To do — Print out the data below with every line intact.

Data for this task —
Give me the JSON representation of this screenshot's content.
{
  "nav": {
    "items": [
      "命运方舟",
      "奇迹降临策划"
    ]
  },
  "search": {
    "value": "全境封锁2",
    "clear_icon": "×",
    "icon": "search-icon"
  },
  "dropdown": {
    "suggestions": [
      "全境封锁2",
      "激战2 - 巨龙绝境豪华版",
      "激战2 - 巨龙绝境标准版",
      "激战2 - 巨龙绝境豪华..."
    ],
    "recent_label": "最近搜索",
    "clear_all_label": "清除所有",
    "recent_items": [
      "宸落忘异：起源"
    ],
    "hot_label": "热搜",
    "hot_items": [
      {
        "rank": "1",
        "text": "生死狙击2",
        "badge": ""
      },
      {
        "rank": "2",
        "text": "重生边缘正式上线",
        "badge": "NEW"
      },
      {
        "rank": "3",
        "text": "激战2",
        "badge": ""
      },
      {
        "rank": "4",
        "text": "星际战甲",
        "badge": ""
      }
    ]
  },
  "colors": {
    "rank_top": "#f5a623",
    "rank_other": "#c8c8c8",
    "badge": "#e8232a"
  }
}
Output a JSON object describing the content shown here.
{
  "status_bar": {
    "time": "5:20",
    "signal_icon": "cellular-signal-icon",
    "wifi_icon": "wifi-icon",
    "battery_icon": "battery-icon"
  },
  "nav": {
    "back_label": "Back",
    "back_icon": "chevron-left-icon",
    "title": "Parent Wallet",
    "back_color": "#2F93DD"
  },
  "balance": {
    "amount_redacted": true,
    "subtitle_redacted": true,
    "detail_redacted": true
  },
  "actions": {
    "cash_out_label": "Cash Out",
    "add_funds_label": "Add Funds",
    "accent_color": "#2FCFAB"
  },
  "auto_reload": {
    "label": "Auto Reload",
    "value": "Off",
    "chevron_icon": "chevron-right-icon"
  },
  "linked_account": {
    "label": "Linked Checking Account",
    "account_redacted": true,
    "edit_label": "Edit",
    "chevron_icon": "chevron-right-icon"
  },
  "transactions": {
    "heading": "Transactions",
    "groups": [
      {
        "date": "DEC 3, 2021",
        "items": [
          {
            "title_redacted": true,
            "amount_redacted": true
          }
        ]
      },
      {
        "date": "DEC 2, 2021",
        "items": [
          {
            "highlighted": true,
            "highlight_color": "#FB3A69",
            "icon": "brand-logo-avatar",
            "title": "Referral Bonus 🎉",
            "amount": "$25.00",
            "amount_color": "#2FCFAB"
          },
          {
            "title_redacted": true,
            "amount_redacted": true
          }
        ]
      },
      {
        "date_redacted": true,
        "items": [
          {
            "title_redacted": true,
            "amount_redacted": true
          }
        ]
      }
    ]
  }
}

Answer box —
Give me the JSON representation of this screenshot's content.
{
  "nav": {
    "items": [
      "命运方舟",
      "奇迹降临策划"
    ]
  },
  "search": {
    "value": "全境封锁2",
    "clear_icon": "×",
    "icon": "search-icon"
  },
  "dropdown": {
    "suggestions": [
      "全境封锁2",
      "激战2 - 巨龙绝境豪华版",
      "激战2 - 巨龙绝境标准版",
      "激战2 - 巨龙绝境豪华..."
    ],
    "recent_label": "最近搜索",
    "clear_all_label": "清除所有",
    "recent_items": [
      "宸落忘异：起源"
    ],
    "hot_label": "热搜",
    "hot_items": [
      {
        "rank": "1",
        "text": "生死狙击2",
        "badge": ""
      },
      {
        "rank": "2",
        "text": "重生边缘正式上线",
        "badge": "NEW"
      },
      {
        "rank": "3",
        "text": "激战2",
        "badge": ""
      },
      {
        "rank": "4",
        "text": "星际战甲",
        "badge": ""
      }
    ]
  },
  "colors": {
    "rank_top": "#f5a623",
    "rank_other": "#c8c8c8",
    "badge": "#e8232a"
  }
}
Output a JSON object describing the content shown here.
{
  "status_bar": {
    "time": "5:20",
    "signal_icon": "cellular-signal-icon",
    "wifi_icon": "wifi-icon",
    "battery_icon": "battery-icon"
  },
  "nav": {
    "back_label": "Back",
    "back_icon": "chevron-left-icon",
    "title": "Parent Wallet",
    "back_color": "#2F93DD"
  },
  "balance": {
    "amount_redacted": true,
    "subtitle_redacted": true,
    "detail_redacted": true
  },
  "actions": {
    "cash_out_label": "Cash Out",
    "add_funds_label": "Add Funds",
    "accent_color": "#2FCFAB"
  },
  "auto_reload": {
    "label": "Auto Reload",
    "value": "Off",
    "chevron_icon": "chevron-right-icon"
  },
  "linked_account": {
    "label": "Linked Checking Account",
    "account_redacted": true,
    "edit_label": "Edit",
    "chevron_icon": "chevron-right-icon"
  },
  "transactions": {
    "heading": "Transactions",
    "groups": [
      {
        "date": "DEC 3, 2021",
        "items": [
          {
            "title_redacted": true,
            "amount_redacted": true
          }
        ]
      },
      {
        "date": "DEC 2, 2021",
        "items": [
          {
            "highlighted": true,
            "highlight_color": "#FB3A69",
            "icon": "brand-logo-avatar",
            "title": "Referral Bonus 🎉",
            "amount": "$25.00",
            "amount_color": "#2FCFAB"
          },
          {
            "title_redacted": true,
            "amount_redacted": true
          }
        ]
      },
      {
        "date_redacted": true,
        "items": [
          {
            "title_redacted": true,
            "amount_redacted": true
          }
        ]
      }
    ]
  }
}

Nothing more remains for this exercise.